So, how can I be a rabbi who rejects the authority of one over the many - who reads the story of the Tower of Babel as a caution against authoritarianism and an affirmation of individualism? After all, I will leave here at the end of this year and go out and be a Mara deAtra, an authority for the community and people I serve. Yet I do so with the caution of migdal Bavel, with an awareness of the pitfalls and dangers of attempting to tell others how to live their lives. I do so knowing that I don’t wish my community to be a Panopticon, nor one which leaves out the spiritual path of the individual.

When I came for my admissions interview for JTS, I had the same anxieties and worries as most - fear that the Seminary would see how little skill I had, how little knowledge of Hebrew or Judaism I was coming in with, and of course ... the legendary fear that I would be asked to make a berakhah over the glass of water put in front of me. But amidst the fog of nervous memory from that day I remember one thing in particular, that Dahlia Bernstein was assigned to sit with me before I went in to meet with the committee - I think mostly to make sure I didn’t run away.

Dahlia asked me, ‘So, what kind of rabbi do you want to be?’ I answered, ‘Pulpit, I think,’ and she, who I was so lucky to have as a companion that day said, ‘No, I mean, what do you want your rabbinate to look like?’ I didn’t have an answer then. But two years ago just before Yom Kippur, when Dahlia made a Facebook post which asked her friends to describe themselves in only six words, I found what I had wanted to say years before, that I would be a, ‘Tour guide to the spiritual self.’

That is in fact what I wish to be. We talk a lot here at the Seminary about ‘pastoral authority,’ but to me - that phrase is largely a contradiction in-terms. Truly being a pastor, guiding the lost sheep and caring for the flock, does not depend on authority - it depends on our ability to make room for the individual in the midst of the community, to resist the pressures of peers, society, and even our own institutions in order to accept the radical independence of the individual.
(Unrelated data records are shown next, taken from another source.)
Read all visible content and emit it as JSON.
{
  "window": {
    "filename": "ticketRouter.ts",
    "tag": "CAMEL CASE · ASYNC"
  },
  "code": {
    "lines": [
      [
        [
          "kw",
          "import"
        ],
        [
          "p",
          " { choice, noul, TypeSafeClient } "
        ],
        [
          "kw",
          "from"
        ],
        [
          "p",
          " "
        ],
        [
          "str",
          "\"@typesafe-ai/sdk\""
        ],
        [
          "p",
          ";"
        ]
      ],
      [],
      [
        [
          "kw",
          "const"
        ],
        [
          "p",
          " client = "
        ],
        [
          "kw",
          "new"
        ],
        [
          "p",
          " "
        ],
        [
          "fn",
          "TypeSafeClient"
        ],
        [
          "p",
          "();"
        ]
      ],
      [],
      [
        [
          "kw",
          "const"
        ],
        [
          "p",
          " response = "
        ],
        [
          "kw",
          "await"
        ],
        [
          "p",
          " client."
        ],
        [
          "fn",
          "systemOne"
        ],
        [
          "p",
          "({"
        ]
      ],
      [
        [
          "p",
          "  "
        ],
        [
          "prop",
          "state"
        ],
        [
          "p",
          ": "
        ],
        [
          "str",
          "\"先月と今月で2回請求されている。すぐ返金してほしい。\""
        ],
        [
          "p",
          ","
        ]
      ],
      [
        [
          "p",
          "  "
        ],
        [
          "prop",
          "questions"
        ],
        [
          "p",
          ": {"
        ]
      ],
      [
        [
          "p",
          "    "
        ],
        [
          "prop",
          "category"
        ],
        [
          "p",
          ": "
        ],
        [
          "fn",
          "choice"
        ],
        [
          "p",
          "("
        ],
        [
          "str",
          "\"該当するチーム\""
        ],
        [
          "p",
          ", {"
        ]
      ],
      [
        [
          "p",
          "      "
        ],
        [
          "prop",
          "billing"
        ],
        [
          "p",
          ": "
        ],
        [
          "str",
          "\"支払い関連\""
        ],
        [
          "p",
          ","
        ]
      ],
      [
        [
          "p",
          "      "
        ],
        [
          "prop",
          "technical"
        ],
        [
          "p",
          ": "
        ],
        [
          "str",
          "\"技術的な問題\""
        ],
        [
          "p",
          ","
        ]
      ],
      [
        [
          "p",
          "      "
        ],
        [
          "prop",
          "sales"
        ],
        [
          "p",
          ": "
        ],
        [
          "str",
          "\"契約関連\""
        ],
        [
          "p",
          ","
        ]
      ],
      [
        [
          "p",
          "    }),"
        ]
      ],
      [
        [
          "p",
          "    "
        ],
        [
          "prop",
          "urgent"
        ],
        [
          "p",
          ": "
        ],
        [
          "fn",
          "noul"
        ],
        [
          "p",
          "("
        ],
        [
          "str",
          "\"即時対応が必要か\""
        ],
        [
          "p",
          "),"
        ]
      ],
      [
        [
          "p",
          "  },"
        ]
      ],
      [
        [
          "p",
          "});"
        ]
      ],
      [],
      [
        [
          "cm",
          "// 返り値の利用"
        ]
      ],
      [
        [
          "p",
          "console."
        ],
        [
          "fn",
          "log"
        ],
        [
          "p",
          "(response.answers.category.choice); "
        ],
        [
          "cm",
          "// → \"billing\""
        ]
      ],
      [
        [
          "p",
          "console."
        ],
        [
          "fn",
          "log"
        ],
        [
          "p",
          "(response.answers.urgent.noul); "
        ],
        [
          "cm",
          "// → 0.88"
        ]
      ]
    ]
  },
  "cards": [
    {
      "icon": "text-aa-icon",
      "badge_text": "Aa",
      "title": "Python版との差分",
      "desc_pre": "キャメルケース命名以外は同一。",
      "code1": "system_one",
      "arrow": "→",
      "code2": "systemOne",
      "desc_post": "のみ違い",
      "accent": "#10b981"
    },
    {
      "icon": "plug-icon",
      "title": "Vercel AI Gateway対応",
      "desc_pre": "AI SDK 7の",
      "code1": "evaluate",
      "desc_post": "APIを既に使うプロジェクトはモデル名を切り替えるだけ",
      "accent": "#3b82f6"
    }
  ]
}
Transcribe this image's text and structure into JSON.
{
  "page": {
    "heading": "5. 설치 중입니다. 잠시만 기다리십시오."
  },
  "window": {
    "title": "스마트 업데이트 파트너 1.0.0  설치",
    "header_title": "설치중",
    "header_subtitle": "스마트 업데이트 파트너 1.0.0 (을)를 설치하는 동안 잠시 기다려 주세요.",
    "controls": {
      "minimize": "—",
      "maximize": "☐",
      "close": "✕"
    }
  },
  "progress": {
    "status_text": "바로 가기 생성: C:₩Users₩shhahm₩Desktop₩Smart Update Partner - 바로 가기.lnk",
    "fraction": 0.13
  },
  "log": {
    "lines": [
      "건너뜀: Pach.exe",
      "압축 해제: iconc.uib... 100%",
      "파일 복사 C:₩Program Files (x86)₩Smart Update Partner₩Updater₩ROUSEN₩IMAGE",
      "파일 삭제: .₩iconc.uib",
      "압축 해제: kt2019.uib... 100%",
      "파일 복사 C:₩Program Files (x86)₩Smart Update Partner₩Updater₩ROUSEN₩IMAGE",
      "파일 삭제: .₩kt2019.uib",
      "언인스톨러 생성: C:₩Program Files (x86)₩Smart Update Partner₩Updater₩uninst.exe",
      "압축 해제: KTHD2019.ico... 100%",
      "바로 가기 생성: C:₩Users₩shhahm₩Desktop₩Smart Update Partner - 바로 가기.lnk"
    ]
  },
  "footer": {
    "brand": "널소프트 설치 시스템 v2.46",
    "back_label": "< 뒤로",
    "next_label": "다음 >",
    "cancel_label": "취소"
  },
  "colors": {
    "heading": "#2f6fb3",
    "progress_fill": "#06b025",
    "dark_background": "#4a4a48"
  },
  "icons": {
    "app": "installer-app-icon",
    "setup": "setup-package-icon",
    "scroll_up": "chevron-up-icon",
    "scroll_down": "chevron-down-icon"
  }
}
I take the caution of the Tower of Babel story to heart - it is too easy for us to make ourselves an authority, to use power and privilege to set ourselves up inside a Panopticon, proscribing others behavior and beliefs. I don’t know if I want to be a mara deAtra, I think I’d rather be a moreh derekh, to teach the path that I have walked to others - not to build towers but to build roads - to clear the overgrown trails which lead into the heart of Judaism and to show the solitary seeker the paths presented before them.